What is wanted is every record, duplicated word for word.

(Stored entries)
• • • • • • •

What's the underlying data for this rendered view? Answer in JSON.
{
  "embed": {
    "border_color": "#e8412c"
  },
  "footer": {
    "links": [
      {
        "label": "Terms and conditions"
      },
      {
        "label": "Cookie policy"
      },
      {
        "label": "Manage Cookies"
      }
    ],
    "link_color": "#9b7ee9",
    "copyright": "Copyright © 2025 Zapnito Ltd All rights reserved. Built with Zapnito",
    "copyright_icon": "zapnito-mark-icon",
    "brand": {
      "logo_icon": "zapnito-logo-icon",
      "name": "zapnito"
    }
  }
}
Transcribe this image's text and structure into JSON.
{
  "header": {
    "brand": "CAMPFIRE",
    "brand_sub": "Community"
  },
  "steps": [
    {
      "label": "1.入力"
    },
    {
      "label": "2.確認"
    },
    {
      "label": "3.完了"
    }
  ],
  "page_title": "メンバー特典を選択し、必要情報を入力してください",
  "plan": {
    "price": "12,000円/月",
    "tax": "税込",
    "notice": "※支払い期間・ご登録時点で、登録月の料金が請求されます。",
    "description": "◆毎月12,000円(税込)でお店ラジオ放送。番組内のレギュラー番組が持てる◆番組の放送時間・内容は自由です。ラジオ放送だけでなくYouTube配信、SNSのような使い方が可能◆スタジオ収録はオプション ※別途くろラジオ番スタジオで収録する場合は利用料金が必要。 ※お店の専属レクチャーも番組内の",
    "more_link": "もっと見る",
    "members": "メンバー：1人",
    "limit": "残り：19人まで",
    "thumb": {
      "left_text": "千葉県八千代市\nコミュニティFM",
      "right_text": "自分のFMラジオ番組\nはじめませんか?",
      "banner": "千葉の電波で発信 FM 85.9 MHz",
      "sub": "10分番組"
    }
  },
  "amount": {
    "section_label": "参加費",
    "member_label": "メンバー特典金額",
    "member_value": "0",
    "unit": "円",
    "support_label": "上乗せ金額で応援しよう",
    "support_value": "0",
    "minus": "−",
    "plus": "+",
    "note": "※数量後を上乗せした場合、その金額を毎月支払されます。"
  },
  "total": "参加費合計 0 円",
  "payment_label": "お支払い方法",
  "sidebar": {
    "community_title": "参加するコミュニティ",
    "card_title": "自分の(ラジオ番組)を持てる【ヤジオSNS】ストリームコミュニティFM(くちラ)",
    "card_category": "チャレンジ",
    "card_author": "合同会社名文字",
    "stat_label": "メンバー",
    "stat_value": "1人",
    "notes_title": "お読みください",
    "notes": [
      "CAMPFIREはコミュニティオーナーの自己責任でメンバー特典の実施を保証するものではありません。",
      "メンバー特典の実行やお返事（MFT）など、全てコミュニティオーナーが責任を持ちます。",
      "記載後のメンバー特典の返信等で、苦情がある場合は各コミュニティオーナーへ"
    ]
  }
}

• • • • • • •

## Exercise answer
What's the underlying data for this rendered view? Answer in JSON.
{
  "embed": {
    "border_color": "#e8412c"
  },
  "footer": {
    "links": [
      {
        "label": "Terms and conditions"
      },
      {
        "label": "Cookie policy"
      },
      {
        "label": "Manage Cookies"
      }
    ],
    "link_color": "#9b7ee9",
    "copyright": "Copyright © 2025 Zapnito Ltd All rights reserved. Built with Zapnito",
    "copyright_icon": "zapnito-mark-icon",
    "brand": {
      "logo_icon": "zapnito-logo-icon",
      "name": "zapnito"
    }
  }
}
Transcribe this image's text and structure into JSON.
{
  "header": {
    "brand": "CAMPFIRE",
    "brand_sub": "Community"
  },
  "steps": [
    {
      "label": "1.入力"
    },
    {
      "label": "2.確認"
    },
    {
      "label": "3.完了"
    }
  ],
  "page_title": "メンバー特典を選択し、必要情報を入力してください",
  "plan": {
    "price": "12,000円/月",
    "tax": "税込",
    "notice": "※支払い期間・ご登録時点で、登録月の料金が請求されます。",
    "description": "◆毎月12,000円(税込)でお店ラジオ放送。番組内のレギュラー番組が持てる◆番組の放送時間・内容は自由です。ラジオ放送だけでなくYouTube配信、SNSのような使い方が可能◆スタジオ収録はオプション ※別途くろラジオ番スタジオで収録する場合は利用料金が必要。 ※お店の専属レクチャーも番組内の",
    "more_link": "もっと見る",
    "members": "メンバー：1人",
    "limit": "残り：19人まで",
    "thumb": {
      "left_text": "千葉県八千代市\nコミュニティFM",
      "right_text": "自分のFMラジオ番組\nはじめませんか?",
      "banner": "千葉の電波で発信 FM 85.9 MHz",
      "sub": "10分番組"
    }
  },
  "amount": {
    "section_label": "参加費",
    "member_label": "メンバー特典金額",
    "member_value": "0",
    "unit": "円",
    "support_label": "上乗せ金額で応援しよう",
    "support_value": "0",
    "minus": "−",
    "plus": "+",
    "note": "※数量後を上乗せした場合、その金額を毎月支払されます。"
  },
  "total": "参加費合計 0 円",
  "payment_label": "お支払い方法",
  "sidebar": {
    "community_title": "参加するコミュニティ",
    "card_title": "自分の(ラジオ番組)を持てる【ヤジオSNS】ストリームコミュニティFM(くちラ)",
    "card_category": "チャレンジ",
    "card_author": "合同会社名文字",
    "stat_label": "メンバー",
    "stat_value": "1人",
    "notes_title": "お読みください",
    "notes": [
      "CAMPFIREはコミュニティオーナーの自己責任でメンバー特典の実施を保証するものではありません。",
      "メンバー特典の実行やお返事（MFT）など、全てコミュニティオーナーが責任を持ちます。",
      "記載後のメンバー特典の返信等で、苦情がある場合は各コミュニティオーナーへ"
    ]
  }
}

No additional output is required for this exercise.